Last month I traveled to Taos, New Mexico to take a one week workshop from the teachers at The Artist Guild. We painted all day and then had demos at night. It was a great week with great teachers and I learned so much.
There were classes with models and still life set ups, but I can do those any time so I chose to stay outside and paint the mountains every day. I've never painted mountains before, so this was not an easy task, but I had a great time and learned a lot.
One day we had a demo with teacher Jacqueline Kamin out in back of the hotel where the classes were held. She painted the landscape and then we set up our own easels in the afternoon.
This was the view Jackie painted.
I took these photos standing in a thorn bush so bear with me, but at least you can see how the painting came to be. She started with a simple block in. Just the shape, size and placement of the mountain to start.
After the block in, Jackie started working on the painting.
The sky is in as well as the darks.
|Painting by Jacqueline Kamin|
This is the finished painting. Jackie did this demo in about an hour. Mine, on the other hand, just got finished yesterday!
This is the painting I brought home with me. I worked on it for one day, so it was really just a plein air study, but as I was looking at it on Tuesday I wanted to try and finish it.
The main problem I was having the whole time I was in Taos is that my mountains kept looking like Hawaiian volcanoes. I have never been to Hawaii, so I don't know why that kept happening, but I did realize a few days ago that my landscape was way too green for the desert.
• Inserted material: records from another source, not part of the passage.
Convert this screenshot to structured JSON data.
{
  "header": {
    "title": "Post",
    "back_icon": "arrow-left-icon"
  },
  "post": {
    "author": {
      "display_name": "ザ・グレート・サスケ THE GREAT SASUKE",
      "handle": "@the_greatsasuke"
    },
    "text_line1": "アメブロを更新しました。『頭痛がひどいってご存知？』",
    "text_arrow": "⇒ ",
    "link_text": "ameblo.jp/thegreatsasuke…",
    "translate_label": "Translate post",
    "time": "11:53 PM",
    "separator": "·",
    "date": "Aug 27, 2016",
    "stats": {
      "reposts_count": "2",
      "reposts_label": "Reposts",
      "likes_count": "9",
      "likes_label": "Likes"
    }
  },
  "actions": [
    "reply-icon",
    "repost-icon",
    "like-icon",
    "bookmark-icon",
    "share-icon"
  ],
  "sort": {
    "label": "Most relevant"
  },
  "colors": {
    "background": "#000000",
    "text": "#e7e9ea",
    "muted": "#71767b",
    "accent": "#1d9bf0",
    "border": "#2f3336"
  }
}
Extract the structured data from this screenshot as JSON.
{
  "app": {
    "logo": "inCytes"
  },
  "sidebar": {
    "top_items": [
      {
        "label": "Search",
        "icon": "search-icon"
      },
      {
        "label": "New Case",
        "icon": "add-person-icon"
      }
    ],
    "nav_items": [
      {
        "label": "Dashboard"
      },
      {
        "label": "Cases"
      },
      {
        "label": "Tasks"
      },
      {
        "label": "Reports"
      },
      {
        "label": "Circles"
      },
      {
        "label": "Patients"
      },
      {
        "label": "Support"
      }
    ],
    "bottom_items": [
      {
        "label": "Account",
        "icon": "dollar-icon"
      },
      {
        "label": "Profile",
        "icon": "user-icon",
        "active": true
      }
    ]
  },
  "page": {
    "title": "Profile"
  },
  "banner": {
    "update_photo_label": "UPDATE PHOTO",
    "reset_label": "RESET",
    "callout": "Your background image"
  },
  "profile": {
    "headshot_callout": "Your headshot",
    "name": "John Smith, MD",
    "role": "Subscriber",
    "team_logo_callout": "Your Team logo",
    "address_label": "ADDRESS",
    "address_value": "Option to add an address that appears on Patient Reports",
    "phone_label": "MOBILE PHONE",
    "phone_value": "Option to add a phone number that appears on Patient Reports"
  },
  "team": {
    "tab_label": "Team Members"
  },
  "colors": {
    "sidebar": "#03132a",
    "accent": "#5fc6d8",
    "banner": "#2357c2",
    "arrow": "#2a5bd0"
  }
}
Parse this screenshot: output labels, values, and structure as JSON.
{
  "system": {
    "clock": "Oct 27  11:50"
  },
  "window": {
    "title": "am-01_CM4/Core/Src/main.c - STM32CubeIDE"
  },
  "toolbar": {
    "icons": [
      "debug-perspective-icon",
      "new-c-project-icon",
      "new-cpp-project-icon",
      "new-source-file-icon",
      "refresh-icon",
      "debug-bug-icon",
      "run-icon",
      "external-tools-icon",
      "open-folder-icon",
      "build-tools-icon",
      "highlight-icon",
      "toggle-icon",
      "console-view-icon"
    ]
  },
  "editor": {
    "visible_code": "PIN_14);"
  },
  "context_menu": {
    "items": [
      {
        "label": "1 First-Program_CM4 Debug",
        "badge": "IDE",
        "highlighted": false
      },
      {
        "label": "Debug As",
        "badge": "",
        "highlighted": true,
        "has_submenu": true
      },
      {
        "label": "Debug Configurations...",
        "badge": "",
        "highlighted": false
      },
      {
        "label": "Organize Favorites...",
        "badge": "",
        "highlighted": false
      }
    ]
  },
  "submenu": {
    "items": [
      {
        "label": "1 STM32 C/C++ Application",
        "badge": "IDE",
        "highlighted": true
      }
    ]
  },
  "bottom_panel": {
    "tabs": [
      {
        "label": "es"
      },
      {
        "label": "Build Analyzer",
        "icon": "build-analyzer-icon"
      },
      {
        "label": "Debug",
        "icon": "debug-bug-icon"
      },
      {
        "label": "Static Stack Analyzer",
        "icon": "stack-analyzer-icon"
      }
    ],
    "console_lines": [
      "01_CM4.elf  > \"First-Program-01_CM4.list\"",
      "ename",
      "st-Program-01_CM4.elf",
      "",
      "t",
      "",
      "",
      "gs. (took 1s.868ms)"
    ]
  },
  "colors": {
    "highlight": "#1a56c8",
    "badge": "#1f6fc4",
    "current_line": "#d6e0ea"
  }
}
If you look around in Taos, there is a lot of green everywhere, but it is a very muted green. After looking at my photos I realized that I needed to tone down the landscape and pump up the sky.
I started by putting a layer of yellow ochre over the entire landscape part of the painting. That helped to tone everything down. I then added yellow ochre to my ultramarine blue and cad yellow mixture to make sure that my new greens stayed muted.
This was how I left things on Tuesday. When I got back to the studio I realized that the sky was wrong and I was not thrilled with my desert plants. I got rid of the plants and just put in the idea of the color of the landscape, if that makes sense. I also put another layer of blue (mixed with some cad yellow deep) into the sky and got rid of the clouds. The clouds were there in real life, but I realized they were not helping the painting so I got rid of them and added clouds in places where I thought they looked good. Yes, I did take some artistic license here, but I'm a believer that you do whatever you need to in order for the painting to work.
This is the finished painting. I'm pretty happy with it now. I don't know that I'll ever do anything with it, but it will always be a lovely reminder of a terrific week spent with friends and great artists.